“We did pre- and post-conference surveys to assess the students’ levels of understanding of orthopaedics and their likelihood of going into orthopaedic research as a career,” Gullbrand said. “We found that their level of understanding and likelihood increased significantly, which was exciting to see.”
Additionally, participants were paired with a graduate or post-doc student who would serve as a mentor throughout the program.
“The hope behind the mentorship was to create a long-lasting relationship and connection with the students,” Gullbrand said. “The mentor was somebody the students could reach out to for asking questions about grad school or finding undergraduate research opportunities in orthopaedics.”
And that’s exactly how Mahindroo returned to the McKay lab following the conference. With no orthopaedics programs offered at her university, and the cancellation of events due to the COVID-19 pandemic, Mahindroo emailed her mentor and inquired about any summer research opportunities at Penn. Through this network, she was connected to Gullbrand, studying the mechanisms behind disc and spine degeneration to strategize better treatments for back pain.

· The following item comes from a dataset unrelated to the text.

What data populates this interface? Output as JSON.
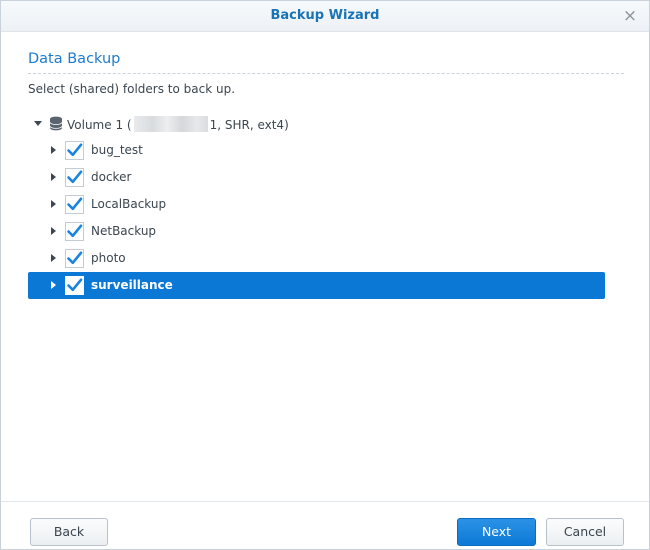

“Dr. Gullbrand has given me great research advice and has shared what it’s like to be a woman in orthopaedics and how the field has progressed throughout her education and work experience,” said Mahindroo. “It was great to be part of a diverse lab that was accepting of me and my background.”
While Mahindroo always had an interest in orthopaedics research, the connections she made and the experiences she had through the McKay Lab’s conference grant program strengthened her career goals, and she is now hoping to become an orthopaedic surgeon in the future.
“I remember my undergraduate days and wanting to get into research, but I had zero research experience. Luckily, someone took a chance on me and gave me that opportunity, and that’s what brought me to where I am today,” Gullbrand said. “It means a lot to be able to give this experience to students that may never have had this opportunity before.”